(Interface dataset entries)
_ _ _ _ _

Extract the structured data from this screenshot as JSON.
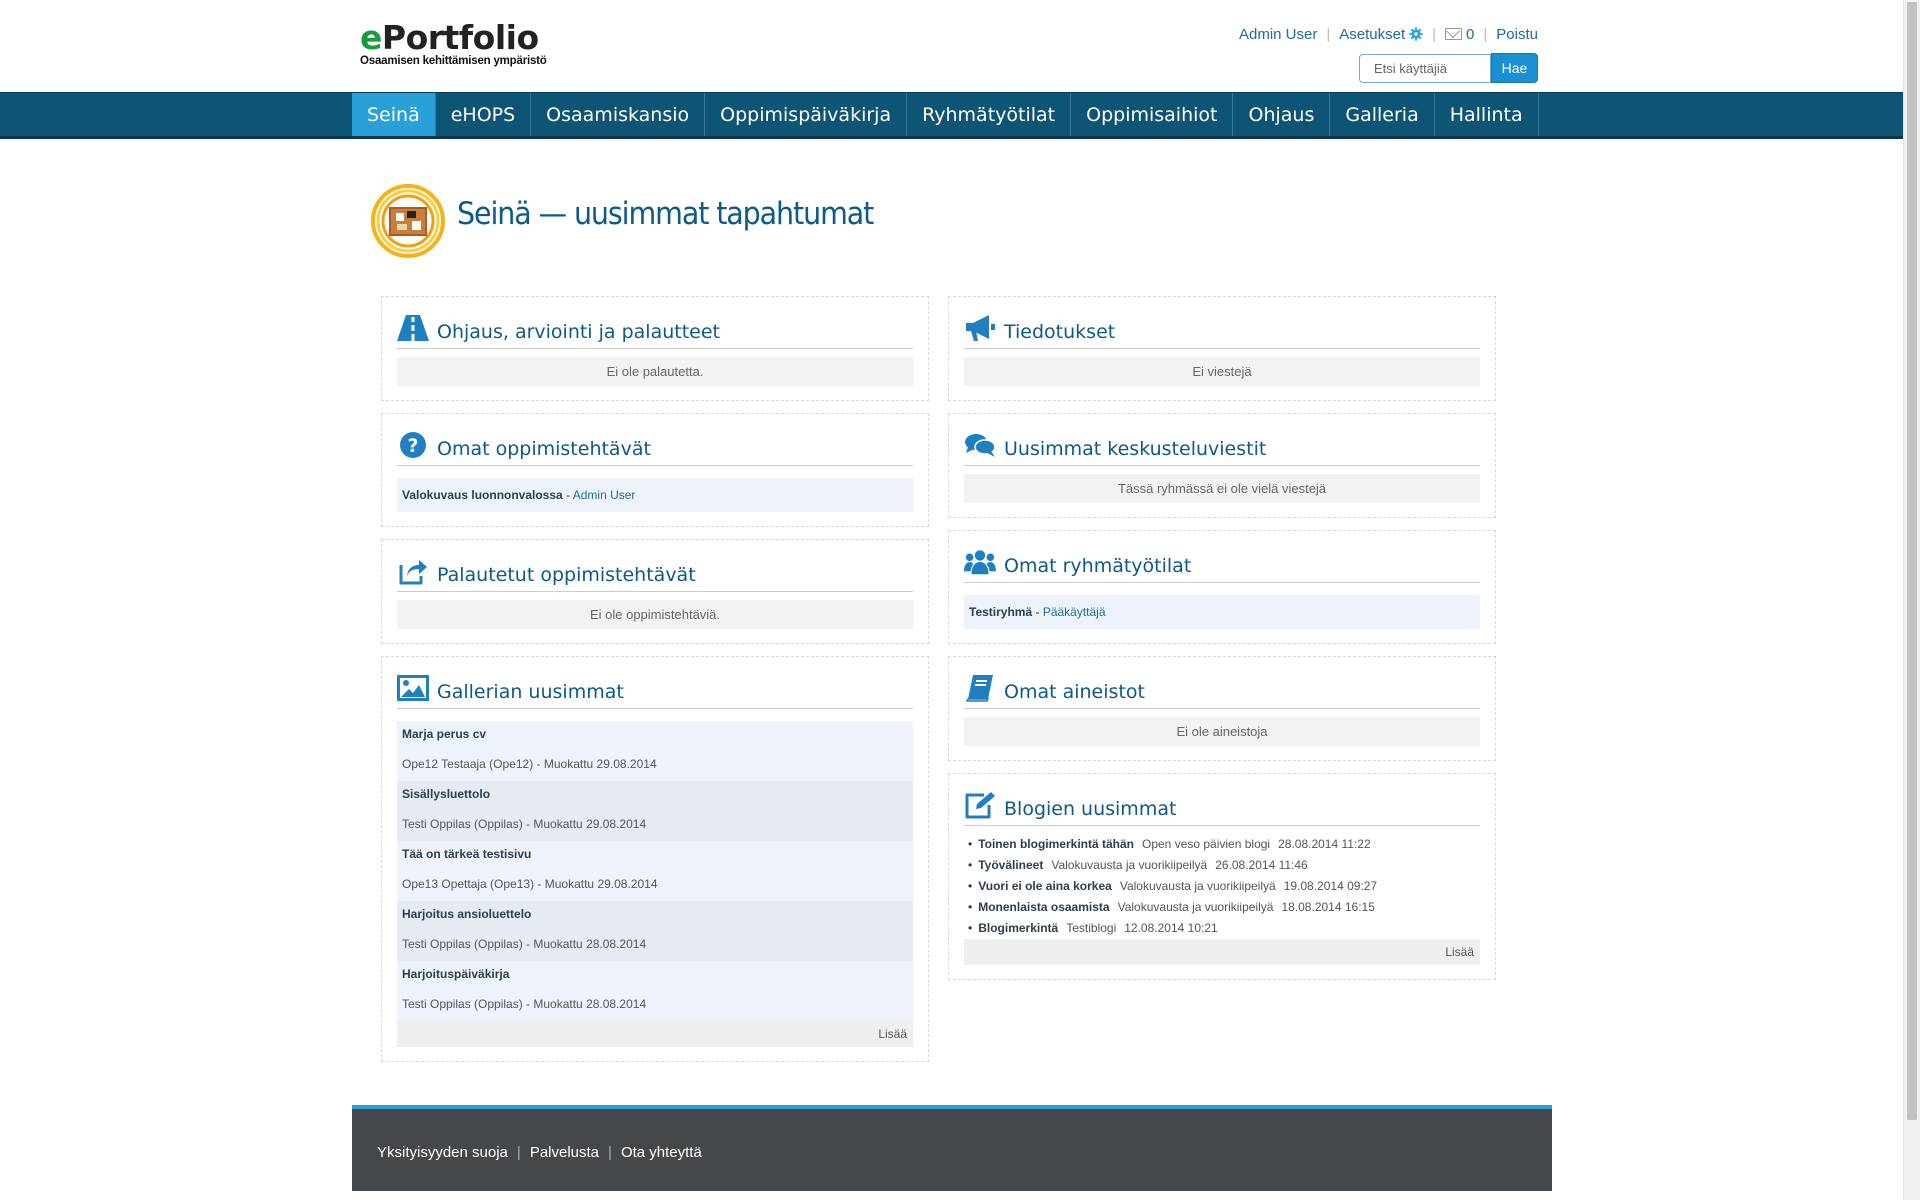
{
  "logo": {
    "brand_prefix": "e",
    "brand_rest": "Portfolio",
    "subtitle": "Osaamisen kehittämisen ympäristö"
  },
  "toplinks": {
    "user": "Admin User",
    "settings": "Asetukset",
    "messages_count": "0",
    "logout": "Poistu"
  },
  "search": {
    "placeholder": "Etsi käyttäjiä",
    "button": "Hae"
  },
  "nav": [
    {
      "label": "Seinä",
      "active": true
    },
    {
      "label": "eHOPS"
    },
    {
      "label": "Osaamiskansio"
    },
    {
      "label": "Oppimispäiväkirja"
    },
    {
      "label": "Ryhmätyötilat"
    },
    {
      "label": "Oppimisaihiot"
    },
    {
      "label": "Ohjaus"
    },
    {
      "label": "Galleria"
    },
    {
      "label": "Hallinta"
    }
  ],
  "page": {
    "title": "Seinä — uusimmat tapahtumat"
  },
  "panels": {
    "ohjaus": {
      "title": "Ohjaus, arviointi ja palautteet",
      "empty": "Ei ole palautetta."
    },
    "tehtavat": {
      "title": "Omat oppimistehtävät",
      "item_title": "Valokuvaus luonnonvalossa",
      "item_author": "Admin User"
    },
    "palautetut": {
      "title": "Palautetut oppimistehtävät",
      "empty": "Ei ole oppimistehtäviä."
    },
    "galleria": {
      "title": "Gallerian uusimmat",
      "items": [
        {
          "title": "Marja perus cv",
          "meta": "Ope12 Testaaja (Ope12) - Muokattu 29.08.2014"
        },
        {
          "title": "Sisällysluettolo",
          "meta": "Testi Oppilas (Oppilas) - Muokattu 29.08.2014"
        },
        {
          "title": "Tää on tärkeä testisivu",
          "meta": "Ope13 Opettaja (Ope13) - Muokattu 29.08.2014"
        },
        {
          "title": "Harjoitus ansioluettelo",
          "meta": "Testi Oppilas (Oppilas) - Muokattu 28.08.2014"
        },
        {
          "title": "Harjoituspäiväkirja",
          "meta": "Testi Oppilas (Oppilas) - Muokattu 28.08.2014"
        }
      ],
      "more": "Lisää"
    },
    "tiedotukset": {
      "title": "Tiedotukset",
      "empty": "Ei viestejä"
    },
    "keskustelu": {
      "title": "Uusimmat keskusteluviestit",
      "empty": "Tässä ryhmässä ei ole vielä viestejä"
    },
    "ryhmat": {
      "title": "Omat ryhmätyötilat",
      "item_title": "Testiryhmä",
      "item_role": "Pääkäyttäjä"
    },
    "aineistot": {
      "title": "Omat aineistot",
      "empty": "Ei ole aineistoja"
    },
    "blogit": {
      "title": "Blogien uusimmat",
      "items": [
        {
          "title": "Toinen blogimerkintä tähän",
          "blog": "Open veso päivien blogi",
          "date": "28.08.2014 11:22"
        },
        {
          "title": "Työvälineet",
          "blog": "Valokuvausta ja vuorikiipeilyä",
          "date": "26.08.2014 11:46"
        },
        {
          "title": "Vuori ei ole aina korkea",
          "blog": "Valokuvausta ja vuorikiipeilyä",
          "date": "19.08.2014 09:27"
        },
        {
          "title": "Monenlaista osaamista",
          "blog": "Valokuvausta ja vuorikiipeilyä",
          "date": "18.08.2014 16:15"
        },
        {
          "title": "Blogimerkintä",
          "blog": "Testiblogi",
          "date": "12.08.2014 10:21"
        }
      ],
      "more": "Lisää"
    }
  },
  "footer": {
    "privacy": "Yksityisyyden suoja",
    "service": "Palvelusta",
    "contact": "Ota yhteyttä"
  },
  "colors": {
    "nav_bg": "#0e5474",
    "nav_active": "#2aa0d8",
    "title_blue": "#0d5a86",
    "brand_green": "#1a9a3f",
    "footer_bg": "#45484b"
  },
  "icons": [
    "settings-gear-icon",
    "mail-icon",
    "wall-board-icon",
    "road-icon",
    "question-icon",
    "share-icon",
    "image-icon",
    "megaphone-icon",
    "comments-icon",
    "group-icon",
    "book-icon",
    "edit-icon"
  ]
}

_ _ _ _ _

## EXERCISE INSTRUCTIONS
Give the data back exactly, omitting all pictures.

## ANSWER BOX
Extract the structured data from this screenshot as JSON.
{
  "logo": {
    "brand_prefix": "e",
    "brand_rest": "Portfolio",
    "subtitle": "Osaamisen kehittämisen ympäristö"
  },
  "toplinks": {
    "user": "Admin User",
    "settings": "Asetukset",
    "messages_count": "0",
    "logout": "Poistu"
  },
  "search": {
    "placeholder": "Etsi käyttäjiä",
    "button": "Hae"
  },
  "nav": [
    {
      "label": "Seinä",
      "active": true
    },
    {
      "label": "eHOPS"
    },
    {
      "label": "Osaamiskansio"
    },
    {
      "label": "Oppimispäiväkirja"
    },
    {
      "label": "Ryhmätyötilat"
    },
    {
      "label": "Oppimisaihiot"
    },
    {
      "label": "Ohjaus"
    },
    {
      "label": "Galleria"
    },
    {
      "label": "Hallinta"
    }
  ],
  "page": {
    "title": "Seinä — uusimmat tapahtumat"
  },
  "panels": {
    "ohjaus": {
      "title": "Ohjaus, arviointi ja palautteet",
      "empty": "Ei ole palautetta."
    },
    "tehtavat": {
      "title": "Omat oppimistehtävät",
      "item_title": "Valokuvaus luonnonvalossa",
      "item_author": "Admin User"
    },
    "palautetut": {
      "title": "Palautetut oppimistehtävät",
      "empty": "Ei ole oppimistehtäviä."
    },
    "galleria": {
      "title": "Gallerian uusimmat",
      "items": [
        {
          "title": "Marja perus cv",
          "meta": "Ope12 Testaaja (Ope12) - Muokattu 29.08.2014"
        },
        {
          "title": "Sisällysluettolo",
          "meta": "Testi Oppilas (Oppilas) - Muokattu 29.08.2014"
        },
        {
          "title": "Tää on tärkeä testisivu",
          "meta": "Ope13 Opettaja (Ope13) - Muokattu 29.08.2014"
        },
        {
          "title": "Harjoitus ansioluettelo",
          "meta": "Testi Oppilas (Oppilas) - Muokattu 28.08.2014"
        },
        {
          "title": "Harjoituspäiväkirja",
          "meta": "Testi Oppilas (Oppilas) - Muokattu 28.08.2014"
        }
      ],
      "more": "Lisää"
    },
    "tiedotukset": {
      "title": "Tiedotukset",
      "empty": "Ei viestejä"
    },
    "keskustelu": {
      "title": "Uusimmat keskusteluviestit",
      "empty": "Tässä ryhmässä ei ole vielä viestejä"
    },
    "ryhmat": {
      "title": "Omat ryhmätyötilat",
      "item_title": "Testiryhmä",
      "item_role": "Pääkäyttäjä"
    },
    "aineistot": {
      "title": "Omat aineistot",
      "empty": "Ei ole aineistoja"
    },
    "blogit": {
      "title": "Blogien uusimmat",
      "items": [
        {
          "title": "Toinen blogimerkintä tähän",
          "blog": "Open veso päivien blogi",
          "date": "28.08.2014 11:22"
        },
        {
          "title": "Työvälineet",
          "blog": "Valokuvausta ja vuorikiipeilyä",
          "date": "26.08.2014 11:46"
        },
        {
          "title": "Vuori ei ole aina korkea",
          "blog": "Valokuvausta ja vuorikiipeilyä",
          "date": "19.08.2014 09:27"
        },
        {
          "title": "Monenlaista osaamista",
          "blog": "Valokuvausta ja vuorikiipeilyä",
          "date": "18.08.2014 16:15"
        },
        {
          "title": "Blogimerkintä",
          "blog": "Testiblogi",
          "date": "12.08.2014 10:21"
        }
      ],
      "more": "Lisää"
    }
  },
  "footer": {
    "privacy": "Yksityisyyden suoja",
    "service": "Palvelusta",
    "contact": "Ota yhteyttä"
  },
  "colors": {
    "nav_bg": "#0e5474",
    "nav_active": "#2aa0d8",
    "title_blue": "#0d5a86",
    "brand_green": "#1a9a3f",
    "footer_bg": "#45484b"
  },
  "icons": [
    "settings-gear-icon",
    "mail-icon",
    "wall-board-icon",
    "road-icon",
    "question-icon",
    "share-icon",
    "image-icon",
    "megaphone-icon",
    "comments-icon",
    "group-icon",
    "book-icon",
    "edit-icon"
  ]
}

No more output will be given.